Records drawn from a dataset

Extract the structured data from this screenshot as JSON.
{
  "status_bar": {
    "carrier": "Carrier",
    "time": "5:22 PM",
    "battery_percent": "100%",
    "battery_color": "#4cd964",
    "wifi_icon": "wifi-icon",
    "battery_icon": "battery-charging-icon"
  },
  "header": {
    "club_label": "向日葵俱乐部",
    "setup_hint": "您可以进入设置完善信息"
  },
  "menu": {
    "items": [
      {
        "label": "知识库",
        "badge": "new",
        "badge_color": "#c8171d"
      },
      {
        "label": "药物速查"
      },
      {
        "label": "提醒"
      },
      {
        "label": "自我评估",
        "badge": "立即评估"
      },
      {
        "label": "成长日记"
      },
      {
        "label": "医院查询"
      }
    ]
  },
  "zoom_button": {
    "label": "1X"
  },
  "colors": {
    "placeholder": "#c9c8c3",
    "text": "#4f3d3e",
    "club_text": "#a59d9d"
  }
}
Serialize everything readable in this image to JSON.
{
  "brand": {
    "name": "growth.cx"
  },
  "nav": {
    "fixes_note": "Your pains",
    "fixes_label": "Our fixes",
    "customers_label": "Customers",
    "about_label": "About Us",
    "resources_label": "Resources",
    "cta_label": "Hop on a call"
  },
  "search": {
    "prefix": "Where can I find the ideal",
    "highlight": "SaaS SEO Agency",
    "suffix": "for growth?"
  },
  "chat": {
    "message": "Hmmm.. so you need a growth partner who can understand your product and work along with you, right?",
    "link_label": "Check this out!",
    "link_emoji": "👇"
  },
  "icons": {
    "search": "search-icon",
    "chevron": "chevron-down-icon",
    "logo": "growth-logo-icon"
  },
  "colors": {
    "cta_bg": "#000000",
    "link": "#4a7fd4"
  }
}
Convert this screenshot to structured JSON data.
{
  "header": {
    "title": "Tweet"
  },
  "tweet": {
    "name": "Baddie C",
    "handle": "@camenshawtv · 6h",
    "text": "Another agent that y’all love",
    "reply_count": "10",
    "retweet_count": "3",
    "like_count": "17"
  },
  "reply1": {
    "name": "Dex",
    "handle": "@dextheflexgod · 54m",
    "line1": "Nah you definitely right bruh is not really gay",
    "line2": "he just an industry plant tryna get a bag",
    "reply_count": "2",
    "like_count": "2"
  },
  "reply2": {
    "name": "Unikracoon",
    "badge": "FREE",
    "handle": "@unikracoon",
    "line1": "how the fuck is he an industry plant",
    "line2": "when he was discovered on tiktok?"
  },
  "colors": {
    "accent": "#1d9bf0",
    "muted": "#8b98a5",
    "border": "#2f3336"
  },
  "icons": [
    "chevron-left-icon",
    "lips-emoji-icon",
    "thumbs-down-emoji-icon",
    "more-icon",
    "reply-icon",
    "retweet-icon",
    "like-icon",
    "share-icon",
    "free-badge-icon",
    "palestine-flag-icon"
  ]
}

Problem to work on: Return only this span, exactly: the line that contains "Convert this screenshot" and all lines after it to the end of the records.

Expected output:
Convert this screenshot to structured JSON data.
{
  "header": {
    "title": "Tweet"
  },
  "tweet": {
    "name": "Baddie C",
    "handle": "@camenshawtv · 6h",
    "text": "Another agent that y’all love",
    "reply_count": "10",
    "retweet_count": "3",
    "like_count": "17"
  },
  "reply1": {
    "name": "Dex",
    "handle": "@dextheflexgod · 54m",
    "line1": "Nah you definitely right bruh is not really gay",
    "line2": "he just an industry plant tryna get a bag",
    "reply_count": "2",
    "like_count": "2"
  },
  "reply2": {
    "name": "Unikracoon",
    "badge": "FREE",
    "handle": "@unikracoon",
    "line1": "how the fuck is he an industry plant",
    "line2": "when he was discovered on tiktok?"
  },
  "colors": {
    "accent": "#1d9bf0",
    "muted": "#8b98a5",
    "border": "#2f3336"
  },
  "icons": [
    "chevron-left-icon",
    "lips-emoji-icon",
    "thumbs-down-emoji-icon",
    "more-icon",
    "reply-icon",
    "retweet-icon",
    "like-icon",
    "share-icon",
    "free-badge-icon",
    "palestine-flag-icon"
  ]
}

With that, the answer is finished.